But with Web3, name and hosting control is decentralized. Decentralized websites can be hosted via IPFS hashes, or the TOR-address via the TOR Browser. It is difficult or impossible to censure IPFS or TOR Web-addresses, and these difficult to read (hashed) IPFS or TOR addresses cab be linked to, and made human-readable, via Web3 ENS Names. These Web3 ENS addresses are still new. There are semi-decentralized services that allow you to resolve ENS-Websites, by adding “.limo” or “.link” to the end of the ENS-Website-Name.
Currently, ENS/IPFS sites are “indexable” in Google/Search, via the .limo service:
1. Google & Chrome could make .eth Names resolve by default, in a simple version update.
2. ENS + Chainlink + Eric Schmidt 👀🌱🐇🦾
3. The https://t.co/1TioppjNuA & https://t.co/Ny2ParVMZP names do resolve in Google SEO/Search: https://t.co/ainVXsONIb
— GaryPalmerJr.eth.limo 👁 2223.eth 🌱🐇 (@garypalmerjr) June 3, 2022
Further, “Emoji” ENS/IPFS sites are also “indexable” in Google/Search:
— GaryPalmerJr.eth.limo 👁 2223.eth 🌱🐇 (@garypalmerjr) August 1, 2022

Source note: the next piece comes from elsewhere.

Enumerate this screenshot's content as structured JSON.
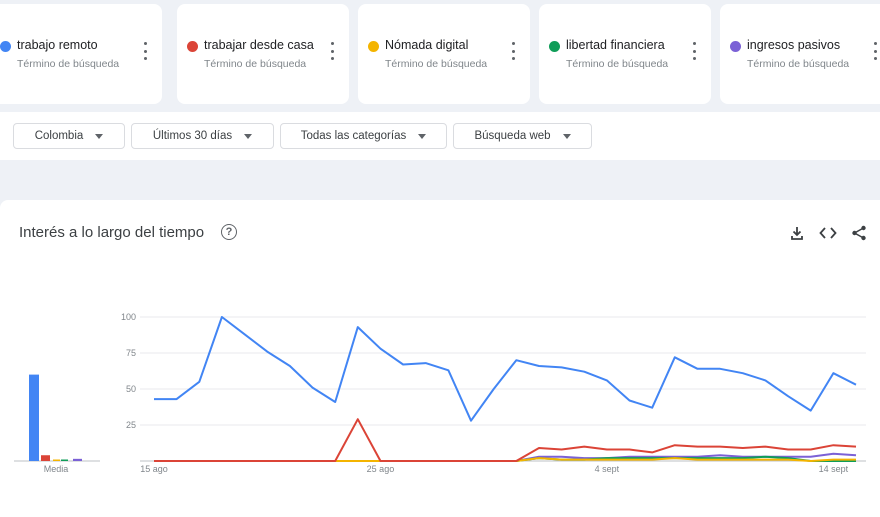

However, while we need to add the “.limo” or “.link” extension currently, we are not far from being at a point where domain names with a “.eth” address will be able to resolve naturally through popular browsers and platforms. For example, the Brave browser is using Infura, and if you use the Brave browser to search for vitalik.eth, you’ll be redirected to Vitalik’s personal blog, (without having to add the “limo” or “.link” to the end).

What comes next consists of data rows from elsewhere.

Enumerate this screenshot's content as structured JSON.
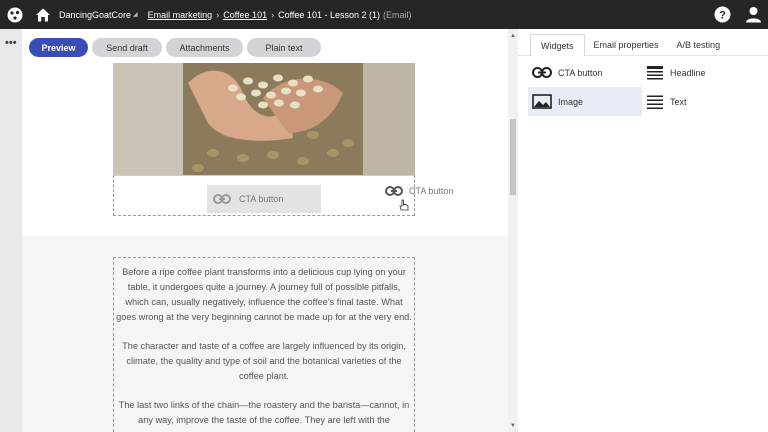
{
  "header": {
    "site_name": "DancingGoatCore",
    "breadcrumb": [
      "Email marketing",
      "Coffee 101"
    ],
    "current_item": "Coffee 101 - Lesson 2 (1)",
    "item_type": "(Email)",
    "icons": [
      "app-logo-icon",
      "home-icon",
      "help-icon",
      "user-icon"
    ]
  },
  "toolbar": {
    "preview_label": "Preview",
    "send_draft_label": "Send draft",
    "attachments_label": "Attachments",
    "plain_text_label": "Plain text"
  },
  "editor": {
    "cta_placeholder_label": "CTA button",
    "drag_ghost_label": "CTA button",
    "paragraphs": [
      "Before a ripe coffee plant transforms into a delicious cup lying on your table, it undergoes quite a journey. A journey full of possible pitfalls, which can, usually negatively, influence the coffee’s final taste. What goes wrong at the very beginning cannot be made up for at the very end.",
      "The character and taste of a coffee are largely influenced by its origin, climate, the quality and type of soil and the botanical varieties of the coffee plant.",
      "The last two links of the chain—the roastery and the barista—cannot, in any way, improve the taste of the coffee. They are left with the"
    ]
  },
  "panel": {
    "tabs": [
      "Widgets",
      "Email properties",
      "A/B testing"
    ],
    "active_tab": "Widgets",
    "widgets": [
      {
        "label": "CTA button",
        "icon": "link-icon"
      },
      {
        "label": "Headline",
        "icon": "headline-icon"
      },
      {
        "label": "Image",
        "icon": "image-icon"
      },
      {
        "label": "Text",
        "icon": "text-icon"
      }
    ],
    "selected_widget": "Image"
  },
  "colors": {
    "topbar": "#262626",
    "accent": "#3a4db7",
    "pill": "#d4d4d8",
    "selected_widget_bg": "#e8ecf6"
  }
}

Typing in a .eth name in the URL bar in the @brave Browser now automatically asks to allow resolving with Infura. Though it'd be nice to have other options besides Infura too, this is pretty cool! You don't have to manually allow .eth resolving in settings now. 🚀🥳 pic.twitter.com/7r1zNEam23
— Zadok7.eth | 00h07.eth (@realZadok7) August 3, 2022
Your .eth domain names can be used for myriad applications, building a decentralized website is just the stepping stone to truly owning your content (which we’ll take a look at in a subsequent guide) and allowing your content to stand the test of time. We’re just getting started and the future looks bright for the ENS ecosystem!